**WHAT THE TASK ASKS:** Reproduce the records that follow without alteration, apart from removing the pictures.

**TASK MATERIAL:**

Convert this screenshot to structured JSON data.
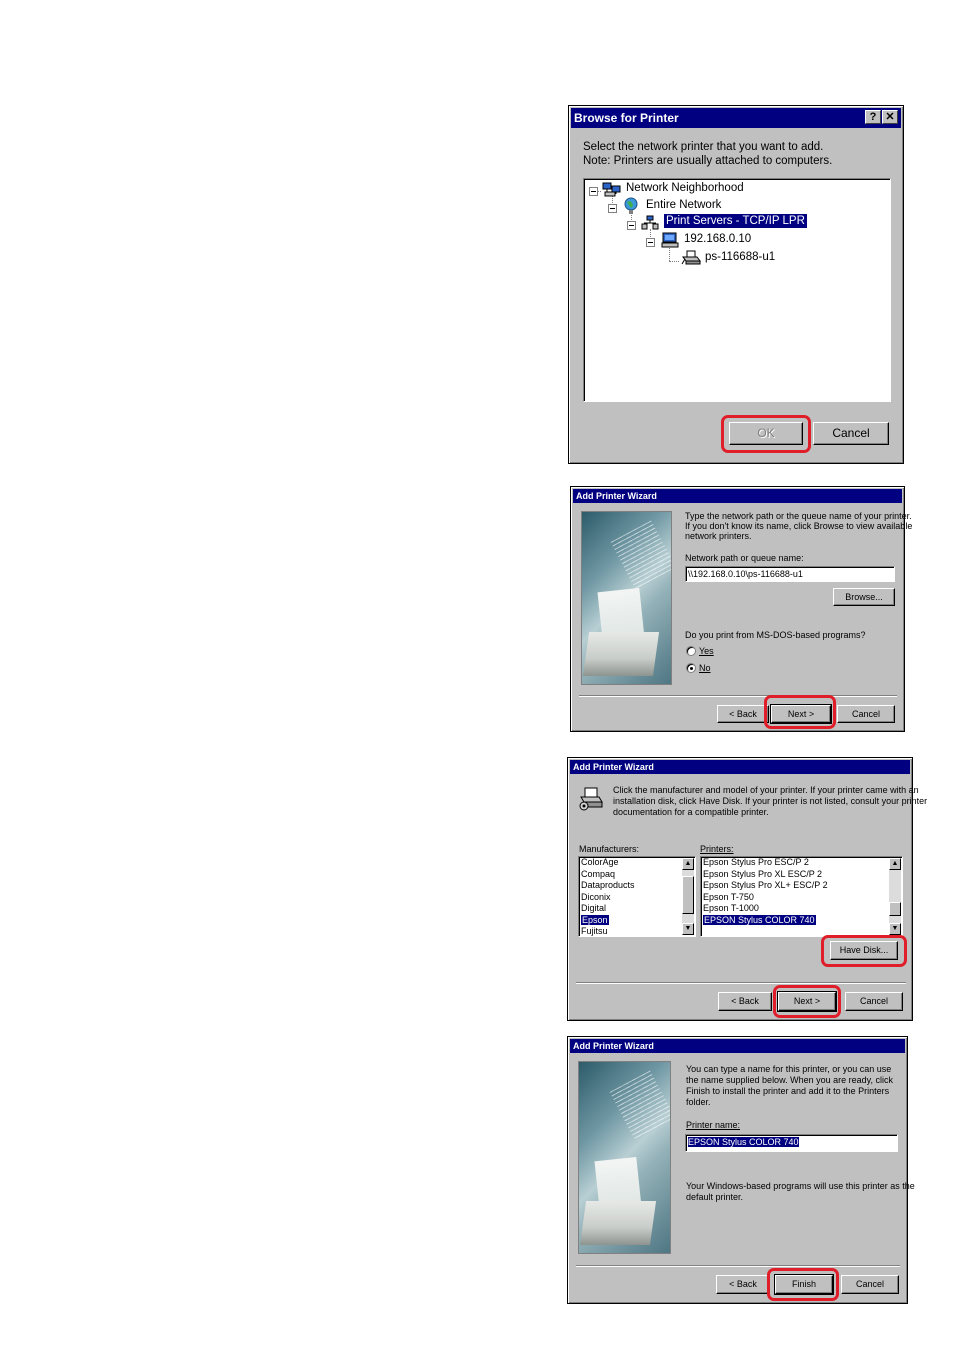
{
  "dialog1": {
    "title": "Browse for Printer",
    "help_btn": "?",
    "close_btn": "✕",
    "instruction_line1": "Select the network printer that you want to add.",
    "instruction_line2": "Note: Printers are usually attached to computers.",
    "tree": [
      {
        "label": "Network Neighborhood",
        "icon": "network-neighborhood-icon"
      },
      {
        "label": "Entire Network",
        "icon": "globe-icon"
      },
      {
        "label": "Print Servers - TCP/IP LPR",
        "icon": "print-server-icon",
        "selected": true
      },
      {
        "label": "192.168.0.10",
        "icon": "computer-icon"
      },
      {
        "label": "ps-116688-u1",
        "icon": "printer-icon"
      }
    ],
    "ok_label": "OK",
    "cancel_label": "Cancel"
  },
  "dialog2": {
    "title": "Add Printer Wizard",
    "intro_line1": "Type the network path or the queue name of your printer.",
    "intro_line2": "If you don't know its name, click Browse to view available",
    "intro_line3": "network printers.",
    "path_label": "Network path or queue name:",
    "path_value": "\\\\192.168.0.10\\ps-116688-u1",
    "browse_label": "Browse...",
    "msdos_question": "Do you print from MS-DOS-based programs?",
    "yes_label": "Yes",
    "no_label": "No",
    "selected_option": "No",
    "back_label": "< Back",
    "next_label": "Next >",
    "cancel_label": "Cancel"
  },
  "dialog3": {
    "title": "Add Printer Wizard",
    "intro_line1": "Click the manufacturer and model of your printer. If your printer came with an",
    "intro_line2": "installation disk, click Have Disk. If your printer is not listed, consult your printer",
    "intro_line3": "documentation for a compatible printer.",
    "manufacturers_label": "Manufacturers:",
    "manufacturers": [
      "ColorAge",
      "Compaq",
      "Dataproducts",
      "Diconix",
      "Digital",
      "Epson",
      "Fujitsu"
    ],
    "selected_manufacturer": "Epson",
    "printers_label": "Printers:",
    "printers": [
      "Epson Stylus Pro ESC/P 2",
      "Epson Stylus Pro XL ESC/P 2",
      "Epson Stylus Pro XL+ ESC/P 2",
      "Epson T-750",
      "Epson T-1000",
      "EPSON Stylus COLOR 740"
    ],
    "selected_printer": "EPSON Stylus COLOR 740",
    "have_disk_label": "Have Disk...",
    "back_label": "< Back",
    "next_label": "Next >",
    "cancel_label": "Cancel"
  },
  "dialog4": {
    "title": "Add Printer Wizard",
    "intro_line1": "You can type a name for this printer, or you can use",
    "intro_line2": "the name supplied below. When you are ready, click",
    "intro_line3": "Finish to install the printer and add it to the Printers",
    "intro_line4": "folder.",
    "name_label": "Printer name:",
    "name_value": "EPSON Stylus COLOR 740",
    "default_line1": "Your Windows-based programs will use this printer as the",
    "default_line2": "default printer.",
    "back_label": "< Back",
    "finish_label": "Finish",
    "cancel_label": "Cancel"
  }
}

**TASK RESPONSE:**
Convert this screenshot to structured JSON data.
{
  "dialog1": {
    "title": "Browse for Printer",
    "help_btn": "?",
    "close_btn": "✕",
    "instruction_line1": "Select the network printer that you want to add.",
    "instruction_line2": "Note: Printers are usually attached to computers.",
    "tree": [
      {
        "label": "Network Neighborhood",
        "icon": "network-neighborhood-icon"
      },
      {
        "label": "Entire Network",
        "icon": "globe-icon"
      },
      {
        "label": "Print Servers - TCP/IP LPR",
        "icon": "print-server-icon",
        "selected": true
      },
      {
        "label": "192.168.0.10",
        "icon": "computer-icon"
      },
      {
        "label": "ps-116688-u1",
        "icon": "printer-icon"
      }
    ],
    "ok_label": "OK",
    "cancel_label": "Cancel"
  },
  "dialog2": {
    "title": "Add Printer Wizard",
    "intro_line1": "Type the network path or the queue name of your printer.",
    "intro_line2": "If you don't know its name, click Browse to view available",
    "intro_line3": "network printers.",
    "path_label": "Network path or queue name:",
    "path_value": "\\\\192.168.0.10\\ps-116688-u1",
    "browse_label": "Browse...",
    "msdos_question": "Do you print from MS-DOS-based programs?",
    "yes_label": "Yes",
    "no_label": "No",
    "selected_option": "No",
    "back_label": "< Back",
    "next_label": "Next >",
    "cancel_label": "Cancel"
  },
  "dialog3": {
    "title": "Add Printer Wizard",
    "intro_line1": "Click the manufacturer and model of your printer. If your printer came with an",
    "intro_line2": "installation disk, click Have Disk. If your printer is not listed, consult your printer",
    "intro_line3": "documentation for a compatible printer.",
    "manufacturers_label": "Manufacturers:",
    "manufacturers": [
      "ColorAge",
      "Compaq",
      "Dataproducts",
      "Diconix",
      "Digital",
      "Epson",
      "Fujitsu"
    ],
    "selected_manufacturer": "Epson",
    "printers_label": "Printers:",
    "printers": [
      "Epson Stylus Pro ESC/P 2",
      "Epson Stylus Pro XL ESC/P 2",
      "Epson Stylus Pro XL+ ESC/P 2",
      "Epson T-750",
      "Epson T-1000",
      "EPSON Stylus COLOR 740"
    ],
    "selected_printer": "EPSON Stylus COLOR 740",
    "have_disk_label": "Have Disk...",
    "back_label": "< Back",
    "next_label": "Next >",
    "cancel_label": "Cancel"
  },
  "dialog4": {
    "title": "Add Printer Wizard",
    "intro_line1": "You can type a name for this printer, or you can use",
    "intro_line2": "the name supplied below. When you are ready, click",
    "intro_line3": "Finish to install the printer and add it to the Printers",
    "intro_line4": "folder.",
    "name_label": "Printer name:",
    "name_value": "EPSON Stylus COLOR 740",
    "default_line1": "Your Windows-based programs will use this printer as the",
    "default_line2": "default printer.",
    "back_label": "< Back",
    "finish_label": "Finish",
    "cancel_label": "Cancel"
  }
}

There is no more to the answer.